» Task statement: The lines of the records that include "insert" should all be copied.

App and web page records
· · · · · · ·

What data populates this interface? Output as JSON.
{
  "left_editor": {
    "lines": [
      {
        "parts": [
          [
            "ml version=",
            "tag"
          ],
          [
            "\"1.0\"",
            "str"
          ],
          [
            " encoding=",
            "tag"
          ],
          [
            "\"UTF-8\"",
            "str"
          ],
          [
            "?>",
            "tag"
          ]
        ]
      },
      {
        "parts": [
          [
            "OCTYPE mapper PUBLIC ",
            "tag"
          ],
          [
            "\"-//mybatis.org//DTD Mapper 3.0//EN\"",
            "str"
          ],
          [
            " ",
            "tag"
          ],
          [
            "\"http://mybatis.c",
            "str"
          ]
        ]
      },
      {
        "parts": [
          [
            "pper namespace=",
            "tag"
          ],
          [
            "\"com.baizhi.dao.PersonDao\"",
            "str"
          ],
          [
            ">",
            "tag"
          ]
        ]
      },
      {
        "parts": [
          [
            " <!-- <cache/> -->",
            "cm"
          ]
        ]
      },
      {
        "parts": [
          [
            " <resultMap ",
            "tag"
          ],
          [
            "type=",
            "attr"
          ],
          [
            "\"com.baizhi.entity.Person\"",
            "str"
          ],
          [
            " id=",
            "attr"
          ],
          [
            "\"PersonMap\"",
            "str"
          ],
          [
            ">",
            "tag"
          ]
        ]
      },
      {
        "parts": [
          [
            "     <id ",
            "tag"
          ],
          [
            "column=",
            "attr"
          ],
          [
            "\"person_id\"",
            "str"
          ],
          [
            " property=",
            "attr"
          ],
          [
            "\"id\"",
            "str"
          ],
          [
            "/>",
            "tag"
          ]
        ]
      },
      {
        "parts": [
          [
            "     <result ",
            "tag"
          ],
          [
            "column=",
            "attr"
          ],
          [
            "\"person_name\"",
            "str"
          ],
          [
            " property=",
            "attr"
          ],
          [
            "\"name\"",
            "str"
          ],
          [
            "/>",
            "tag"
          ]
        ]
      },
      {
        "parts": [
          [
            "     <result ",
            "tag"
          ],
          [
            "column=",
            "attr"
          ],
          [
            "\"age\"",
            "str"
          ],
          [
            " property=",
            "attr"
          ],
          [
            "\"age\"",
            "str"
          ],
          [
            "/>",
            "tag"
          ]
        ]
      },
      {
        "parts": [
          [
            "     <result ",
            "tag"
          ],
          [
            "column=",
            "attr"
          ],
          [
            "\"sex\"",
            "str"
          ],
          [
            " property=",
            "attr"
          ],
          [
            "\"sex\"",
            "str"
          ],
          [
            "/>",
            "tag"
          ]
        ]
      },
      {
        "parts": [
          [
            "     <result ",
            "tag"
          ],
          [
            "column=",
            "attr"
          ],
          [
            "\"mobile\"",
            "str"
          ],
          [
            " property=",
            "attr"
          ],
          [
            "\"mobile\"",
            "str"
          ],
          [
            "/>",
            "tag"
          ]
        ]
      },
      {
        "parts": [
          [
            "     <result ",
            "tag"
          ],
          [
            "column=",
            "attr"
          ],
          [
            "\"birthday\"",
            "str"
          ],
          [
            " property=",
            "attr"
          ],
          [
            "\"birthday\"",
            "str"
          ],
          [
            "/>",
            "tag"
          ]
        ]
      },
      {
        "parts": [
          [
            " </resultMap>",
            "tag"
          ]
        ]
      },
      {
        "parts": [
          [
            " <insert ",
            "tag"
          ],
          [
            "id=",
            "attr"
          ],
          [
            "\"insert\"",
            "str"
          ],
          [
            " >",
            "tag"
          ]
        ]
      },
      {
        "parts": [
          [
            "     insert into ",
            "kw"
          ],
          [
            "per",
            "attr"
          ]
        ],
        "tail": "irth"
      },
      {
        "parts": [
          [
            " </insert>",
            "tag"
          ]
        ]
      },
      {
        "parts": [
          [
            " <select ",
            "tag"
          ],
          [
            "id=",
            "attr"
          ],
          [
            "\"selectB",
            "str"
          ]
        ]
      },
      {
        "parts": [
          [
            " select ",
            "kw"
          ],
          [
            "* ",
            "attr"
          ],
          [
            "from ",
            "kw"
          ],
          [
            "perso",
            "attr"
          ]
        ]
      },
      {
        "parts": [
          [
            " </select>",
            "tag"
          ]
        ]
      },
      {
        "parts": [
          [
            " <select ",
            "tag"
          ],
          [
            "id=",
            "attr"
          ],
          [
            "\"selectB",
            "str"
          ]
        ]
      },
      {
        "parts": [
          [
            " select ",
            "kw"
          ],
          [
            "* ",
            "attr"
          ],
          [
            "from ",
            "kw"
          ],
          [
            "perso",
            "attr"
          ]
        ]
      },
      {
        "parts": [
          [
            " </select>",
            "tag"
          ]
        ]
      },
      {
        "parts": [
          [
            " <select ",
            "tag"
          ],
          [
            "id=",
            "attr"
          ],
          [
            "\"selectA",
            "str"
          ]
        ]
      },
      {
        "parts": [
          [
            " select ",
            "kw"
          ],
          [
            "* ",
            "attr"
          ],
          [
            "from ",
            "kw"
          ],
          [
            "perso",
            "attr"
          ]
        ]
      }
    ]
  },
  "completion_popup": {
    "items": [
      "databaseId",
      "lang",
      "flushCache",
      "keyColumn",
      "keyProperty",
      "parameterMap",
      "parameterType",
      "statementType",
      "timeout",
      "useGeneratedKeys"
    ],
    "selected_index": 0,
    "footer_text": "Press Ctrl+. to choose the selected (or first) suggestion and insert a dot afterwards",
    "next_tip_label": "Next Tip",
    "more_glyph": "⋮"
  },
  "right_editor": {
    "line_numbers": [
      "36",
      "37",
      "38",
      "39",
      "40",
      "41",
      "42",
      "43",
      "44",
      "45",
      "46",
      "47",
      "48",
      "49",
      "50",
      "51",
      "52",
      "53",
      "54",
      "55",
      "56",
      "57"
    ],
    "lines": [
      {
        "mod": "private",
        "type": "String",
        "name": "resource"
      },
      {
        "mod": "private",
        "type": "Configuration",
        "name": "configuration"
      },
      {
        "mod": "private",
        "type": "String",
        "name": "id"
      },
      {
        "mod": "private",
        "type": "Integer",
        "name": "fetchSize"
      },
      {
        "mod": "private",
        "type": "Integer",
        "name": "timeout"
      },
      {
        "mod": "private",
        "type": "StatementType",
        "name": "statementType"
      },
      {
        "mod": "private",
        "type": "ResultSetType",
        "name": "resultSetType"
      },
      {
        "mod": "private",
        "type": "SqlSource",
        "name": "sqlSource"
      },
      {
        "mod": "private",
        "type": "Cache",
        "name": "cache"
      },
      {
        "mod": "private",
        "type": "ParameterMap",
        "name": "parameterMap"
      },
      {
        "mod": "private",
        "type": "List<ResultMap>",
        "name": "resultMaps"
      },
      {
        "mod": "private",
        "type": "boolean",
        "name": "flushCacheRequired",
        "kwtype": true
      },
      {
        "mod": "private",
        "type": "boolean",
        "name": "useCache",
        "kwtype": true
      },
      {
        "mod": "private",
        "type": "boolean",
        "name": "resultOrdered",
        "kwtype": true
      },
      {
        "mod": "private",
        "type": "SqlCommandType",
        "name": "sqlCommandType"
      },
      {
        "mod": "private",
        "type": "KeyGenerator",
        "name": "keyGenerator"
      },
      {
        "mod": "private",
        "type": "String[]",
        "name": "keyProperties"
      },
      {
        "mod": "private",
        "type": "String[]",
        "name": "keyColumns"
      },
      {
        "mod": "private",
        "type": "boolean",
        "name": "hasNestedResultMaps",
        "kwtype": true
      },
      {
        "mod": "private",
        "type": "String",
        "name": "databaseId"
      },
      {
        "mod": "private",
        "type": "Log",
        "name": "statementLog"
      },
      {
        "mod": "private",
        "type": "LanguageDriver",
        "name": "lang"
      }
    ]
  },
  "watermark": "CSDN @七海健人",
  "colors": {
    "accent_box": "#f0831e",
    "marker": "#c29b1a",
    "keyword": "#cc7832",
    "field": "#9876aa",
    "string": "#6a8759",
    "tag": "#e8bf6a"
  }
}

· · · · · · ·

» Answer to the problem:
            " <insert ",
            "\"insert\"",
            "     insert into ",
            " </insert>",
    "footer_text": "Press Ctrl+. to choose the selected (or first) suggestion and insert a dot afterwards",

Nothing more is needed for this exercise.